  • The Bill provides that the term “government” referred to in any law made by the Legislative Assembly will imply Lieutenant Governor (L-G).
  • Section 24 – This section deals with assent to Bills passed by the Legislative Assembly. The L-G will reserve the bills for the consideration of the President in a few matters. It includes bills that diminish the powers of the High Court of Delhi, the President directed the L-G to reserve a bill, etc.
  • The NCT of Delhi (Amendment) Bill requires the L-G to reserve bills for the President that incidentally covers any of the matters outside the purview of the powers of the Legislative Assembly.
  • Section 33- It mentions that the Legislative Assembly will make rules to regulate the procedure and conduct of business in the Assembly.
  • The 2021 NCT bill states that such rules must be consistent with the Rules of Procedure and Conduct of Business in the Lok Sabha.
  • Section 44 – It deals with the conduct of business. Accordingly, all executive decisions taken by the elected government should be under the L-G’s name. 
  • The 2021 bill empowers the L-G to specify his suggestions on certain matters. His opinion has to be taken before making any executive action on decisions of the Minister/ Council of Ministers. 

Background:

  • In 2015, Legislative assembly of Delhi had passed Delhi Netaji Subash University of Technology Bill and sent it to President assent and defined the term ‘Government’ as the ‘Government of the National Capital Territory of Delhi”.
  • In 2017, LG of Delhi returned Delhi Netaji Subash University of Technology Bill 2015 to Legislative assembly of Delhi due to inconsistent definition of the term ‘Government’.
  • Delhi Assembly sent a modified version of the Bill for President’s assent where the definition of ‘Government’ was described as “Lieutenant Governor of NCT Delhi appointed by the President”.

 

Formalises the Definition

  • Aim of amendments were to clear ambiguities in the roles of various stakeholders and provide a constructive rule-based framework for stakeholders within the government of Delhi to work in tandem with the Union Government.

 

Partners not adversaries

  • Union Government by this transformation provides platforms and frameworks to work together.
  • The creation of NITI Aayog, GST Council and accepting the 15th FC recommendations are clear examples of Union Government viewing states as equal partners.

Delhi’s Status

  1. Delhi’s current status as a Union Territory with a Legislative Assembly is an outcome of the 69th Amendment Act. The act introduced Articles 239AA and 239BB in the Constitution.
    • They have created the Union Territory of Delhi with a legislative assembly.
    • Further, the administrator appointed under article 239 gets designated as the Lieutenant Governor. There shall be a council of ministers to aid and advise LG.
    • Lastly, provisions of public order, police and land are not under the jurisdiction of the Delhi government.

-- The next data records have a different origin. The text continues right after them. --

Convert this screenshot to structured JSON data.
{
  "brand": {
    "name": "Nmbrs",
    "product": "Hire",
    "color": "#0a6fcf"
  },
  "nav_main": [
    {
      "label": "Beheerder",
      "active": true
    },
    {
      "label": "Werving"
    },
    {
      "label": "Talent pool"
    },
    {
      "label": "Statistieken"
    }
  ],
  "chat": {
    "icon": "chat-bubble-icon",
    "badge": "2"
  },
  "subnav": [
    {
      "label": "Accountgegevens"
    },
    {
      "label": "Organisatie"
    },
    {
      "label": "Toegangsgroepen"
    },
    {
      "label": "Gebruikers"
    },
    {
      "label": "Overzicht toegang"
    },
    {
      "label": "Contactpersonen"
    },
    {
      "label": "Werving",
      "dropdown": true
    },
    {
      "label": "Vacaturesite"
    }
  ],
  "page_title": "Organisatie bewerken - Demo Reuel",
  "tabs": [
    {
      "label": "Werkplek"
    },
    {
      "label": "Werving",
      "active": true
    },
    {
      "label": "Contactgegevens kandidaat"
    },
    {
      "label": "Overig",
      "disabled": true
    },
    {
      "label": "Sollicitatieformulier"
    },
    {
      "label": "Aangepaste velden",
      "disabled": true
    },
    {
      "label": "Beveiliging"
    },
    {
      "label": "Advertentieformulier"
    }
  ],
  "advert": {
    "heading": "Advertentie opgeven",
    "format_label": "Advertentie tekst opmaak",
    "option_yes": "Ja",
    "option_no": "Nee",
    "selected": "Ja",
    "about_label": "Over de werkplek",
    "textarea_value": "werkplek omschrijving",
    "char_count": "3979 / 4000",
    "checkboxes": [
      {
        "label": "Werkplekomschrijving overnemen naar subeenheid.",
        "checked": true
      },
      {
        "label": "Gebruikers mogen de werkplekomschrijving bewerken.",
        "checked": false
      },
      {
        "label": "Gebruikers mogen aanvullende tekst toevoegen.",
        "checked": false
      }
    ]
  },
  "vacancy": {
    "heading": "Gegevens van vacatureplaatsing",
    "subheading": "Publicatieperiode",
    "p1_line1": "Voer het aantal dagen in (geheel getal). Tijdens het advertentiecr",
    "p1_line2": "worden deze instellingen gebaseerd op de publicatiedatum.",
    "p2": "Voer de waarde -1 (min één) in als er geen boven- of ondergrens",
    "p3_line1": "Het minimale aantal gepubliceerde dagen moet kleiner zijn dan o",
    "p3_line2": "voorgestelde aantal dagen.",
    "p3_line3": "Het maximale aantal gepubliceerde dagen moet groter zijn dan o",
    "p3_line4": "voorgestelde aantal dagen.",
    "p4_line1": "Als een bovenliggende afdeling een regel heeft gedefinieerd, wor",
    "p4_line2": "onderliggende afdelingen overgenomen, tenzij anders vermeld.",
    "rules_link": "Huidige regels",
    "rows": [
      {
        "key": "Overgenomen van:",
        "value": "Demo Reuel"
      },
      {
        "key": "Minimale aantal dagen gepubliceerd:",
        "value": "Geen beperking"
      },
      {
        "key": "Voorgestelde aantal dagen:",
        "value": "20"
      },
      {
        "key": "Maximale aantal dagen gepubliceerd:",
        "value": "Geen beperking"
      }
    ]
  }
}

The Centre will maintain these provisions.
  2. Article 239AA(4) mandates that in case of a difference of opinion between the L-G and the Council of Ministers, the L-G has to refer the issue to the President.
    • Until the decision is pending before the President, the L-G can use his discretion to take immediate action if urgency requires him/her to take an action.
  3. The GNCTD Act 1991 got passed to supplement the constitutional provisions relating to the Assembly and the Council of Ministers in the national capital. The act outlines few important provisions such as: 
    • the powers of the Assembly
    • the discretionary powers enjoyed by the L-G 
    • duties of the Chief Minister with respect to the need to furnish information to the L-G

Importance of Delhi

  • The National capital has
  • Country’s legislature
  • The seat of union Government
  • Judiciary
  • Diplomatic Mission
  • And other institutions of national importance

It deserves smooth functioning and cannot be subject to misadventures arising from the ambiguities in the roles and responsibilities of its stakeholders.

Conclusion

Making Delhi Assembly rules consistent with the rules of the Lok sabha or ensuring that the opinion of the LG is taken can only ensure clarity and foster an environment of co-operation.